New Workplace Safety Laws prohibit insurance against WHS fines

New Workplace Safety Laws prohibit insurance against WHS fines

The enforceability of insurance policies to cover Work Health and Safety (WHS) fines has often been a topic of discussion. As of 10 June 2020, insurance and indemnity arrangements for WHS fines are now prohibited in New South Wales. This decision will result in businesses reviewing their Statutory, D&O and Management Liability policies held, and focus on mitigating their WHS exposures through risk management to avoid fines.

The following is an extract from Gillis Delaney Lawyers – GD News July 2020 and has been republished with their permission.

Insurance Cover for WHS Fines in NSW is Illegal from 10 June 2020

On 10 June 2020 the Work Health and Safety Amendment (Review) Act 2020 received assent. This Act amends the Work Health Safety Act 2011(NSW) and insurance for WHS Fines in NSW is prohibited for penalties for incidents occurring after 10 June 2020.

A new offence has been added to the Work Health Safety Act 2011(NSW) prohibiting insurance and indemnity arrangements for work health and safety penalties. It is now an offence for a person to enter into, provide, or benefit from insurance or indemnity arrangements for liability for a monetary penalty for a work health and safety offence. If a company commits an offence, its officers may also be liable.

The prohibition cuts both ways and applies to entities offering insurance and or indemnity arrangements and those entering into an agreement to benefit from the insurance or indemnity. It applies to insurers and businesses that take out insurance. It applies to management liability and statutory fines insurance currently in place as well as currently offered by insurers. It applies to employees and employers.

At the moment most policies of insurance that are in place that offer insurance cover for WHS fines contain a provision stipulating cover is available to the extent permitted by law. Current polices and renewals or new
policies containing these provisos do not fall foul of the new prohibition however any promise to pay fines falls
away as it is no longer legal to insure fines for incidents occurring after 10 June 2020. The promise to pay fines becomes illusory for fines in NSW in respect of offences occurring after 10 June 2020.

However it is still permissible to insure legal and investigation costs that will be incurred in Safework investigations and the defence of WHS prosecutions.

Many businesses see insurance cover for WHS fines as a primary driver in their decision to arrange management liability insurance or statutory fines insurance and insurers are likely to be confronted by:

  • a decline in interest in these insurance products;
  • pressure to reduce premiums where a risk driver is removed during a policy term;
  • a need to innovate to make these products attractive.
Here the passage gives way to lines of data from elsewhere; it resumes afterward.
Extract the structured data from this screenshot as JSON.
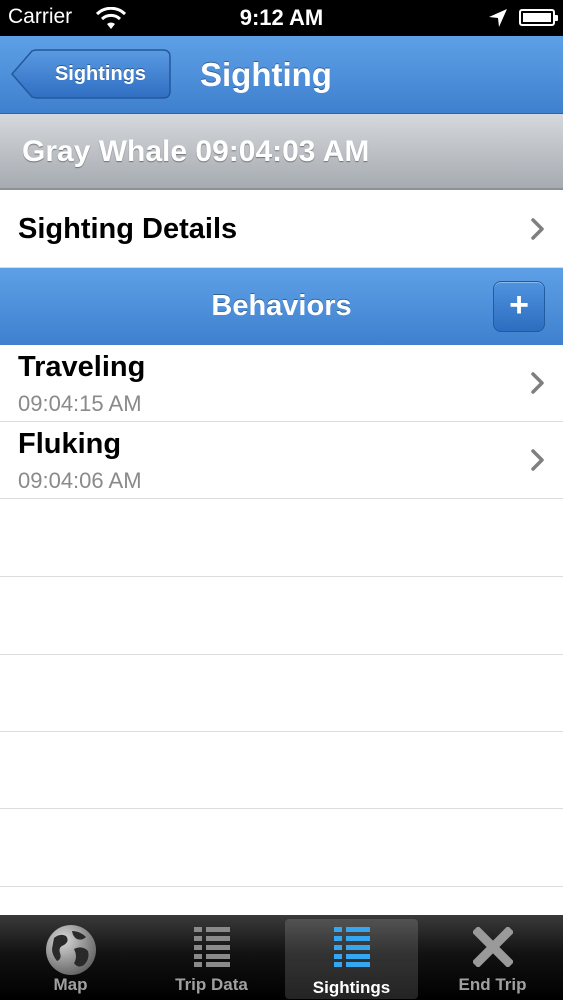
{
  "status_bar": {
    "carrier": "Carrier",
    "time": "9:12 AM"
  },
  "nav": {
    "back_label": "Sightings",
    "title": "Sighting"
  },
  "sighting_header": "Gray Whale 09:04:03 AM",
  "details_row": {
    "label": "Sighting Details"
  },
  "behaviors": {
    "title": "Behaviors",
    "add_label": "+",
    "items": [
      {
        "name": "Traveling",
        "time": "09:04:15 AM"
      },
      {
        "name": "Fluking",
        "time": "09:04:06 AM"
      }
    ]
  },
  "tabs": [
    {
      "label": "Map",
      "icon": "globe-icon"
    },
    {
      "label": "Trip Data",
      "icon": "list-icon"
    },
    {
      "label": "Sightings",
      "icon": "list-icon",
      "selected": true
    },
    {
      "label": "End Trip",
      "icon": "x-icon"
    }
  ],
  "colors": {
    "accent_blue": "#4a8fdc",
    "selected_tab_icon": "#35a7f0"
  }
}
The prohibition is not retrospective. It does not make insurance policies and indemnity agreements in place illegal. However existing insurance and indemnity agreements are impacted and it is an offence if a party under these existing agreements provide cover for penalties arising from incidents that occur after 10 June 2020.

An insurance policy or indemnity agreement covering WHS fines in place before 10 June 2020 will still provide insurance or indemnity cover for monetary penalties arising from incidents before 10 June 2020.
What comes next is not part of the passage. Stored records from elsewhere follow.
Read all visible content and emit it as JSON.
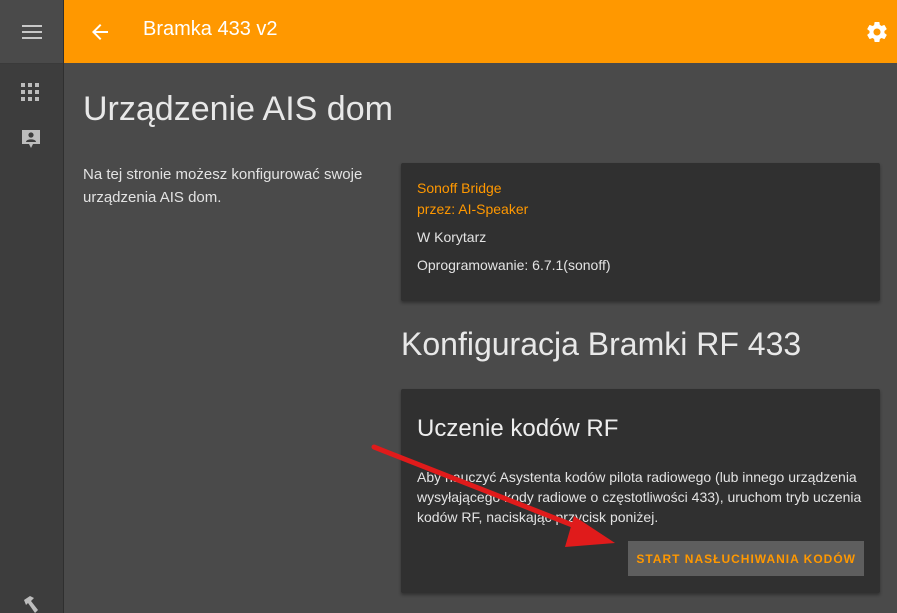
{
  "header": {
    "title": "Bramka 433 v2",
    "back_icon": "arrow-left-icon",
    "settings_icon": "gear-icon",
    "bg_color": "#ff9800"
  },
  "sidebar": {
    "menu_icon": "hamburger-menu-icon",
    "items": [
      {
        "icon": "apps-grid-icon"
      },
      {
        "icon": "contact-card-icon"
      },
      {
        "icon": "hammer-icon"
      }
    ]
  },
  "page": {
    "title": "Urządzenie AIS dom",
    "description": "Na tej stronie możesz konfigurować swoje urządzenia AIS dom."
  },
  "device_card": {
    "model": "Sonoff Bridge",
    "manufacturer": "przez: AI-Speaker",
    "area": "W Korytarz",
    "firmware": "Oprogramowanie: 6.7.1(sonoff)"
  },
  "rf_section": {
    "title": "Konfiguracja Bramki RF 433",
    "card_title": "Uczenie kodów RF",
    "text": "Aby nauczyć Asystenta kodów pilota radiowego (lub innego urządzenia wysyłającego kody radiowe o częstotliwości 433), uruchom tryb uczenia kodów RF, naciskając przycisk poniżej.",
    "button_label": "START NASŁUCHIWANIA KODÓW"
  },
  "colors": {
    "accent": "#ff9800",
    "annotation_arrow": "#e01b1b"
  }
}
The new legislation also addresses the Government’s concern that Category 1 prosecutions under the WHS Act have been hampered because the fault element of the offence—recklessness—is too difficult to prove. To establish recklessness a prosecutor must establish actual knowledge of a risk and deliberate disregard for that risk.

That has changed, with a new test for a Category 1 offence being whether there is “gross negligence or recklessness”. There is no definition of what amounts to “gross negligence”. SafeWork will be able to prosecute grossly negligent duty holders for a Category 1 offence where they expose persons to a risk of death or serious injury or illness. The maximum penalties for a Category 1 offence are imprisonment for up to five years and/or a fine of $346,500 for an individual and $3,463,000 for a corporation.
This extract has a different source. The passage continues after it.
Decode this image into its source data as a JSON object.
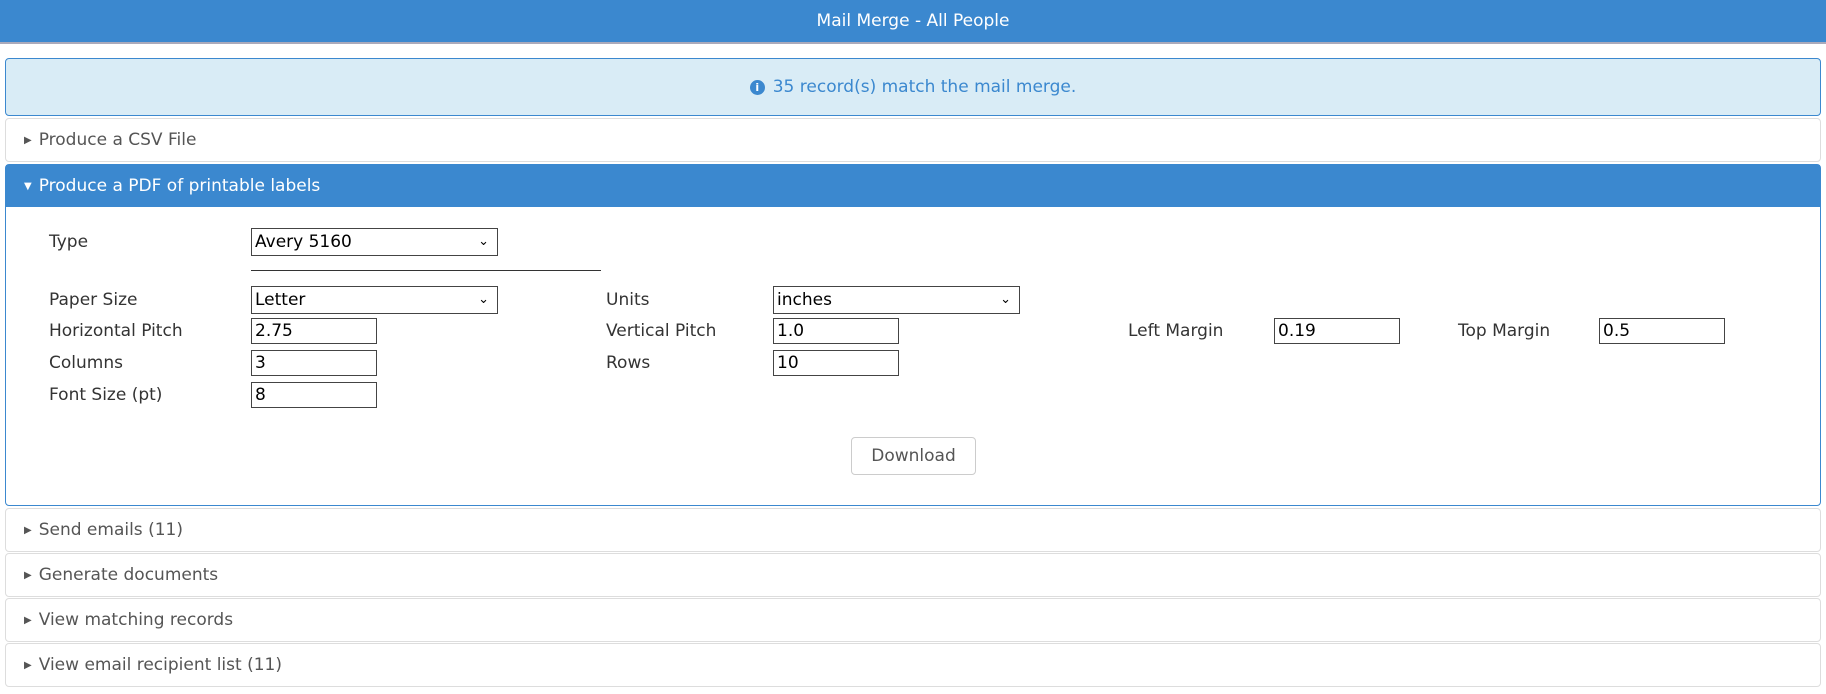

Businesses in NSW can no longer take out insurance to cover fines which can run to hundreds of thousands of dollars for breaches of the WH&S Act and directors and employees will no longer have the comfort of insurance or an indemnity from the business for any fines imposed on them. 10 June 2020 is a milestone date for the shift of responsibility for WHS fines to the person or entity that commits the offence.

David Newey
dtn@gdlaw.com.au

Important note – the information provided here is general advice only and has been prepared without taking in account your objectives, financial situation or needs. 

Stay Informed – Connect with us on LinkedIn